As we all know, it takes more energy to store binary numbers with lots of ones in them. Yraglac’s calculator has some batteries that are almost dead, and he’s concerned that the battery may run out as he types in a number.

The way the calculator processes numbers being entered is as follows. Initially, the calculator stores the number zero in a $32$-bit internal register. As Yraglac types in each digit of his number, the register updates to store the number entered thus far. For example, when Yraglac enters the number $94$, the register stores the number $9$ (binary $1001$) after the first key is pressed. When he presses the second key, the register clears itself and stores the number $94$ (binary $1011110$). What is the maximum number of one-bits in the register as Yraglac enters a number digit-by-digit?

To convert an integer $x$ to a binary string, you can use
`Integer.toBinaryString(x)` in Java and
`bin(x)` in Python. See the language
documentation for more information.

The first line contains a single integer $T \leq 1\, 000$ giving the number of test cases. Each test case consists of a line with a single integer $X$ ($0 \leq X < 2^{31}$), the number Yraglac wants to enter.

For each test case, output a single line containing the maximum number of one-bits in the storage register as the number $X$ is entered, digit by digit.
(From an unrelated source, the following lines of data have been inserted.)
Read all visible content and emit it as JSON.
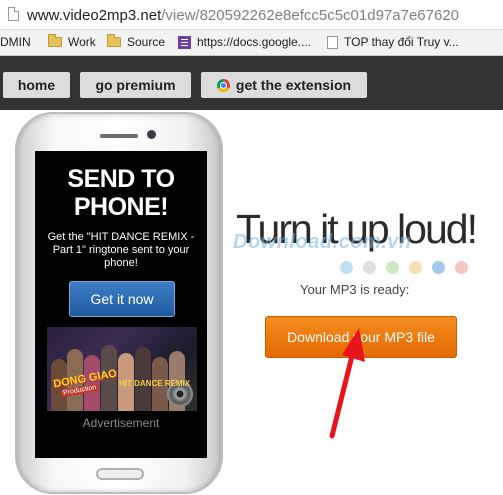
{
  "browser": {
    "url_host": "www.video2mp3.net",
    "url_path": "/view/820592262e8efcc5c5c01d97a7e67620"
  },
  "bookmarks": [
    {
      "label": "DMIN",
      "icon": "none"
    },
    {
      "label": "Work",
      "icon": "folder-icon"
    },
    {
      "label": "Source",
      "icon": "folder-icon"
    },
    {
      "label": "https://docs.google....",
      "icon": "google-docs-icon"
    },
    {
      "label": "TOP thay đổi Truy v...",
      "icon": "page-icon"
    }
  ],
  "nav": {
    "home": "home",
    "premium": "go premium",
    "extension": "get the extension"
  },
  "ad": {
    "heading": "SEND TO PHONE!",
    "text": "Get the \"HIT DANCE REMIX - Part 1\" ringtone sent to your phone!",
    "button": "Get it now",
    "image_logo": "DONG GIAO",
    "image_logo_sub": "Production",
    "image_caption": "HIT DANCE REMIX",
    "label": "Advertisement"
  },
  "main": {
    "headline": "Turn it up loud!",
    "watermark": "Download.com.vn",
    "status": "Your MP3 is ready:",
    "download_button": "Download your MP3 file"
  },
  "colors": {
    "nav_bg": "#333333",
    "download_button": "#f07d10",
    "ad_button": "#2f6db5",
    "arrow": "#e8141b",
    "dots": [
      "#bde1f4",
      "#dedede",
      "#cbe8c4",
      "#f7e0b6",
      "#a6c8ea",
      "#f5c4c4"
    ]
  }
}
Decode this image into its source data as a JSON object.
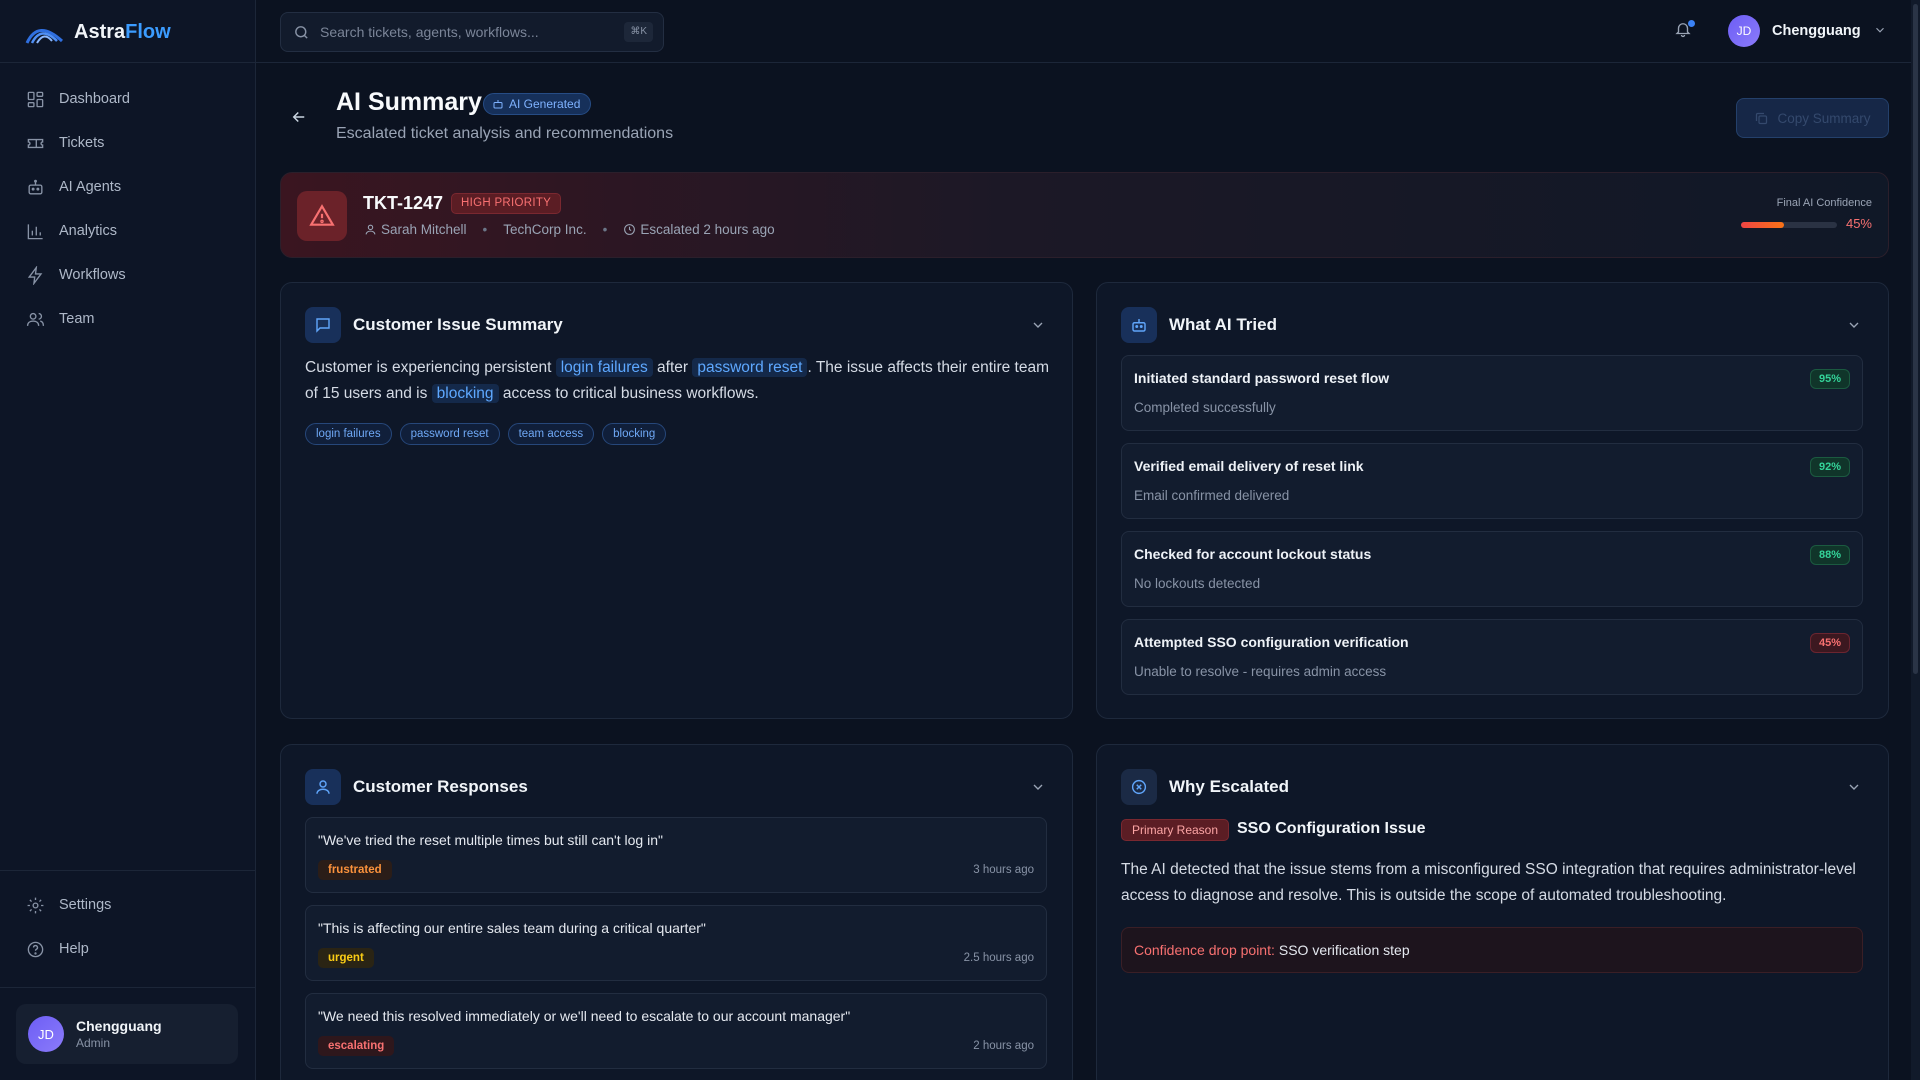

Sample Input 1 | Sample Output 1 |
---|---|

6 1 2 3 4 10 94 |
1 1 2 1 2 5 |